Work task
Go line by line through the data and copy those with the word "true".

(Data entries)
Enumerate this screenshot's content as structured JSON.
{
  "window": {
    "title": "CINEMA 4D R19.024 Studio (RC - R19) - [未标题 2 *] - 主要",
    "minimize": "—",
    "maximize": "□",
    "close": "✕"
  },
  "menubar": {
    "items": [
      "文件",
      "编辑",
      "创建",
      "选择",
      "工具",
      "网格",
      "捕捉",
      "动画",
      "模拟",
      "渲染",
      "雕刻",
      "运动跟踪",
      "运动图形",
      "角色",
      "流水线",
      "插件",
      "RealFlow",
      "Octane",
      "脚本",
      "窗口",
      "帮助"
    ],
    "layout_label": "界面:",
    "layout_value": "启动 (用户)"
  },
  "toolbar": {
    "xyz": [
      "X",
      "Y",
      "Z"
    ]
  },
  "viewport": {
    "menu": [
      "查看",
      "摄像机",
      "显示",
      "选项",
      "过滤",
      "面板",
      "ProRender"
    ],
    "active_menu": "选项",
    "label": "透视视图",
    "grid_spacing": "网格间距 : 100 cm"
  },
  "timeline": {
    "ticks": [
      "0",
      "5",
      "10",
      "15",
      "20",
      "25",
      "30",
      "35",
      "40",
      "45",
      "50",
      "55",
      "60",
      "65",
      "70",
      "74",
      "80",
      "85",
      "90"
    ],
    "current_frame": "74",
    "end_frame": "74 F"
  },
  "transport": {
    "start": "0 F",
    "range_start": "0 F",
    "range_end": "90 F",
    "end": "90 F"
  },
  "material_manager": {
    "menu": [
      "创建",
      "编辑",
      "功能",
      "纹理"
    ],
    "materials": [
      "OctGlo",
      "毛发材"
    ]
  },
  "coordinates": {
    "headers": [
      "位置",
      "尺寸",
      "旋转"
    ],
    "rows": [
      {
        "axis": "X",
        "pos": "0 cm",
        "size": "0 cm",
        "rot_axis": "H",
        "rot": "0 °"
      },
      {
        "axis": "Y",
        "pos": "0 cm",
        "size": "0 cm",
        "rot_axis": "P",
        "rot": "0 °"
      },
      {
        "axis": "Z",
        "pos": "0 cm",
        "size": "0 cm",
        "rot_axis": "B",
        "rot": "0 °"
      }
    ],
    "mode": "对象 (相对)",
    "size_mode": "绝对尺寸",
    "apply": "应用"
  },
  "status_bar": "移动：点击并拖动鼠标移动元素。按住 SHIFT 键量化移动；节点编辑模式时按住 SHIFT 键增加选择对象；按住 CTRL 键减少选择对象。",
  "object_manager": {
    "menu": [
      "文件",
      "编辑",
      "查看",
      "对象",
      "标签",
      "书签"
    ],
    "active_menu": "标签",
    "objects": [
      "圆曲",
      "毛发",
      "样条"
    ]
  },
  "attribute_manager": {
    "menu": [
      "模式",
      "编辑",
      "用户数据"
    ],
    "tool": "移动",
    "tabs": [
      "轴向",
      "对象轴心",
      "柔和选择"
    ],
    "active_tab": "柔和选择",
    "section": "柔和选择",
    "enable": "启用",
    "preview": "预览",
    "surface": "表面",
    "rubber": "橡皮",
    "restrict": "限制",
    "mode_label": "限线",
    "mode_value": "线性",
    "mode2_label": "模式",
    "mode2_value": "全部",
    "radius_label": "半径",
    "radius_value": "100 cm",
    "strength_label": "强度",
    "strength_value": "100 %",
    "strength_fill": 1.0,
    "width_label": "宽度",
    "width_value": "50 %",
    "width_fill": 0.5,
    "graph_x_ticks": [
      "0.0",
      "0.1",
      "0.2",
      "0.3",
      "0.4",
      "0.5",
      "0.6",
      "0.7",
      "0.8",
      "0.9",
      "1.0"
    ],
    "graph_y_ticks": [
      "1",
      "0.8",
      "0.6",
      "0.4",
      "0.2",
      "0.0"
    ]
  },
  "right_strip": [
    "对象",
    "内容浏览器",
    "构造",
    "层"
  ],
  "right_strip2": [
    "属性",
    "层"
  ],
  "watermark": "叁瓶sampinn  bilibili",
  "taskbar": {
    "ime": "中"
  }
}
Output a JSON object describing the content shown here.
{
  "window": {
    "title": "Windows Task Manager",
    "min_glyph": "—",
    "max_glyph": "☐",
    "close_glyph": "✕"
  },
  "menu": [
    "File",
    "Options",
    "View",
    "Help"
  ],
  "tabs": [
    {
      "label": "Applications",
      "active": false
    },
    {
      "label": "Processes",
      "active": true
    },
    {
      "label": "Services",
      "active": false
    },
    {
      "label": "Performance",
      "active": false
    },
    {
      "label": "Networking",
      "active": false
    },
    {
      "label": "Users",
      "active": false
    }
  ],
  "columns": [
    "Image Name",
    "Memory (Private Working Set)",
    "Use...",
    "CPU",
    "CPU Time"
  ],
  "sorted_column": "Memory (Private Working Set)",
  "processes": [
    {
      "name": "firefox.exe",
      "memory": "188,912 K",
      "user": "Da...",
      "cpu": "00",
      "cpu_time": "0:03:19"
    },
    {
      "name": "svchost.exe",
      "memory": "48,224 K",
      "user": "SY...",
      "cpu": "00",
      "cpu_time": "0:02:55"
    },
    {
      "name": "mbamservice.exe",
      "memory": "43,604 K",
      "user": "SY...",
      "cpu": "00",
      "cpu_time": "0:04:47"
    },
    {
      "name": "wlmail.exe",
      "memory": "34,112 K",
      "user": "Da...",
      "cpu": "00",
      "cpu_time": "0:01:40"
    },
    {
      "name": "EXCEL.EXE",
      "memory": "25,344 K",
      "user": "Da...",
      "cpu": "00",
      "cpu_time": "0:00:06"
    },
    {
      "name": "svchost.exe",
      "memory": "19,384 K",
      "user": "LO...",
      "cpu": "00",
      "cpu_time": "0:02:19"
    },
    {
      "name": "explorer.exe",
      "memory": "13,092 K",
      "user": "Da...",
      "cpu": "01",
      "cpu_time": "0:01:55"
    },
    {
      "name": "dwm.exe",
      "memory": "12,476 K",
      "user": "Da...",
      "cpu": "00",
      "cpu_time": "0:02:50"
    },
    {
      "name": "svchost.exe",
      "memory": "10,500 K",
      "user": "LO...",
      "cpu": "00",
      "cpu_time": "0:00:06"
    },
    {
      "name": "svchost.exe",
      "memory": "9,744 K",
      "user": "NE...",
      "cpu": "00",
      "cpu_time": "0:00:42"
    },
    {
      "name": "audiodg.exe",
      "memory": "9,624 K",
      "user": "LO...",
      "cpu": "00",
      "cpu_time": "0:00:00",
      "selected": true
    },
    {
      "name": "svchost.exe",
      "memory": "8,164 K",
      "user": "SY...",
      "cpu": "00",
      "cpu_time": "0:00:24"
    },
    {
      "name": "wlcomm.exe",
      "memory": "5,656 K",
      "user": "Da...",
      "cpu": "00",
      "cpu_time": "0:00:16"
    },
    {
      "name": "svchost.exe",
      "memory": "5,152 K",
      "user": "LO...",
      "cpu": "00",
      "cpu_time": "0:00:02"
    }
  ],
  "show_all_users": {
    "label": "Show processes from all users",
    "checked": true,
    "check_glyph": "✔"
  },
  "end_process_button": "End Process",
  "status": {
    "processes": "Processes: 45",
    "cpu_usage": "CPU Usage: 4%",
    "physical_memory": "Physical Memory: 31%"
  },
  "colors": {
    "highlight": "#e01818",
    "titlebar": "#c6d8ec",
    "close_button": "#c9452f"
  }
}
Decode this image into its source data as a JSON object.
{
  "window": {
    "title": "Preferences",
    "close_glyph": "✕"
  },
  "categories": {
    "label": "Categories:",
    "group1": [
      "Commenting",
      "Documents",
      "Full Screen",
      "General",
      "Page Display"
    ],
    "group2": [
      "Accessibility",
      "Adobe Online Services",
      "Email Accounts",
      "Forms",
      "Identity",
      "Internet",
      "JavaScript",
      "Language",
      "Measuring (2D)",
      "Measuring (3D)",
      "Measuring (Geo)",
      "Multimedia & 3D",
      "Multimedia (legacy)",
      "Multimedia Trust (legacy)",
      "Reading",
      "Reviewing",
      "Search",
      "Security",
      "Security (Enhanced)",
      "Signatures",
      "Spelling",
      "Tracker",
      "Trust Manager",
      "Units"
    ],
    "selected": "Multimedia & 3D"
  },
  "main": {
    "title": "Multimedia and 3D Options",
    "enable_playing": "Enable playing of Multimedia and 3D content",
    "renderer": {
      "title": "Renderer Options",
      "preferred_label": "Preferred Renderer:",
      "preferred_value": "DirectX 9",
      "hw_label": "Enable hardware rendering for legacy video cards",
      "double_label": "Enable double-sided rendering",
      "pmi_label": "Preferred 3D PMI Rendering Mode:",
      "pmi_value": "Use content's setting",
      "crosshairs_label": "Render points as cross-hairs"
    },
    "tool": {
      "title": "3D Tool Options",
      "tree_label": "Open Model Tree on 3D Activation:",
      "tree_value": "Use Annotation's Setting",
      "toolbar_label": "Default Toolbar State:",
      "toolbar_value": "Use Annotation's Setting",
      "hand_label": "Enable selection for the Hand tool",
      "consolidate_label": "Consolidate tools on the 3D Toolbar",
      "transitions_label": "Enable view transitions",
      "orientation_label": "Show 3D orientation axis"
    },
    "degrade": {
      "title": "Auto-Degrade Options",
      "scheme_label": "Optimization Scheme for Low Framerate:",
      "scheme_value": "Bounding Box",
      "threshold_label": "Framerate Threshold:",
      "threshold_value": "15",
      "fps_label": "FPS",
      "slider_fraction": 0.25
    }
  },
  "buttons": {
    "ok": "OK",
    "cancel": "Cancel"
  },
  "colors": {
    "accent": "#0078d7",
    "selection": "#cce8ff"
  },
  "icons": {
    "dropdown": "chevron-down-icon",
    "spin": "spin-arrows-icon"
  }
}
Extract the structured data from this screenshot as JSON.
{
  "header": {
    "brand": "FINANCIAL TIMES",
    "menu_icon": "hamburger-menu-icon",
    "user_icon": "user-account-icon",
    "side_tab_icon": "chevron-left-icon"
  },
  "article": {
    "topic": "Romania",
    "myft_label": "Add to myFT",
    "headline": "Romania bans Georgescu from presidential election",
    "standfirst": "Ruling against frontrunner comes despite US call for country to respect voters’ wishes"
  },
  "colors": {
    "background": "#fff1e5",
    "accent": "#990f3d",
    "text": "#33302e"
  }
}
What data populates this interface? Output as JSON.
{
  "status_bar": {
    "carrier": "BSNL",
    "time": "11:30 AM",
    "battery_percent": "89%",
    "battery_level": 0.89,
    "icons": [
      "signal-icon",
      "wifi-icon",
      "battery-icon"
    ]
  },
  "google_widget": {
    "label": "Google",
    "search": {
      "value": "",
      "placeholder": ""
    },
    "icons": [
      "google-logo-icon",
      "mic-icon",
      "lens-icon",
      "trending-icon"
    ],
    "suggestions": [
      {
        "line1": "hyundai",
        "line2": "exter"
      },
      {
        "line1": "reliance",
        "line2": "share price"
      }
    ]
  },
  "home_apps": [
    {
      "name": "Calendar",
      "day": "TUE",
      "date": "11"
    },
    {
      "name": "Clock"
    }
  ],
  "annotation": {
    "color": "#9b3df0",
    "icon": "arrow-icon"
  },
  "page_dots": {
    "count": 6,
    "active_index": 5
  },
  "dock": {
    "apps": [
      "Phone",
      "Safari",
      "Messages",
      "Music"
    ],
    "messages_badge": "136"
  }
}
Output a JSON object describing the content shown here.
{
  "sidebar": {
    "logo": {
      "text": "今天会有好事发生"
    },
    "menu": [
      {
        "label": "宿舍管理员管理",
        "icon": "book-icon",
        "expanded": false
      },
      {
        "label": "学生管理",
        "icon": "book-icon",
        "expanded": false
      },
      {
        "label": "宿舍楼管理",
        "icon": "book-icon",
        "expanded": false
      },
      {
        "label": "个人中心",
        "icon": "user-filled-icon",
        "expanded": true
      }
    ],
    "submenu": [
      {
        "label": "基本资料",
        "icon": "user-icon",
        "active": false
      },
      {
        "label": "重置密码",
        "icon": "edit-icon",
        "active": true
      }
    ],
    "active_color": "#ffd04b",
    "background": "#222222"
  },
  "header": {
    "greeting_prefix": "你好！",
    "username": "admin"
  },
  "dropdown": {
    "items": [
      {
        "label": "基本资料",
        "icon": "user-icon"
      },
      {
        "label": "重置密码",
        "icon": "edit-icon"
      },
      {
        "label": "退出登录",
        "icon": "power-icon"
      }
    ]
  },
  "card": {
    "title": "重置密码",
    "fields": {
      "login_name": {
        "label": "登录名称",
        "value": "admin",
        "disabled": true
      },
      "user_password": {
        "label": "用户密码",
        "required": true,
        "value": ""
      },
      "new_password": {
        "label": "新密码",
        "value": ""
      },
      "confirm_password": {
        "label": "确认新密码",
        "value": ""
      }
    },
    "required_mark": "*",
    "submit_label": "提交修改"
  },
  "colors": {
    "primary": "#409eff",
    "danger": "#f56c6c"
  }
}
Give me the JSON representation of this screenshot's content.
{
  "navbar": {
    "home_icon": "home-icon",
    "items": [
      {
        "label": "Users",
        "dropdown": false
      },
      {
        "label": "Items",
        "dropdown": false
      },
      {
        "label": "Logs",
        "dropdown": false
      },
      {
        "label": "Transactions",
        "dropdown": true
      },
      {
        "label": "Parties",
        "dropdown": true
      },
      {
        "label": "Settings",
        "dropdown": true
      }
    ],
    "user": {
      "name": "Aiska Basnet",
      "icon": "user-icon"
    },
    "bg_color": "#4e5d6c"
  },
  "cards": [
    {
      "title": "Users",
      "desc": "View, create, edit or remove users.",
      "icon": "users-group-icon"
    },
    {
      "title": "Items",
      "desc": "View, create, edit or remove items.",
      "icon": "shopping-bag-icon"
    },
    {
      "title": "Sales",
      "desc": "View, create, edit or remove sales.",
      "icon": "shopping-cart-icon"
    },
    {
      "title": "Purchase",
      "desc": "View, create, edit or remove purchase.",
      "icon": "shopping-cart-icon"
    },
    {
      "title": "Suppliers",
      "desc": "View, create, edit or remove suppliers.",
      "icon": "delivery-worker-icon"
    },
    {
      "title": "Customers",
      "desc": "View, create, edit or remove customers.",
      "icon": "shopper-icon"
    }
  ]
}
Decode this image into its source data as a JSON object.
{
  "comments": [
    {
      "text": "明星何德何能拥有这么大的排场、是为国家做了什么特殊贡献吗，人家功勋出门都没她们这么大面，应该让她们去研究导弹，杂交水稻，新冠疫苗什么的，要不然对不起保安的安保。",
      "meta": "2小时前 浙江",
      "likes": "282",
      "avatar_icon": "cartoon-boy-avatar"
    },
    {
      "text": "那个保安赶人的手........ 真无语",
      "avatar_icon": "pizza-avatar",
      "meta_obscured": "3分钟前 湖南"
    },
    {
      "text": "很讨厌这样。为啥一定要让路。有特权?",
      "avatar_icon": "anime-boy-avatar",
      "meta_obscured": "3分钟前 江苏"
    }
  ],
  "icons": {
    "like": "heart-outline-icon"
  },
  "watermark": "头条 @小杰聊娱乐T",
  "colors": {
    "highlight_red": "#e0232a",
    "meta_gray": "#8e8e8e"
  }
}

Result for this task
      "active": true
      "selected": true
    "checked": true,
        "expanded": true
        "active": true
        "disabled": true
        "required": true,
        "dropdown": true
        "dropdown": true
        "dropdown": true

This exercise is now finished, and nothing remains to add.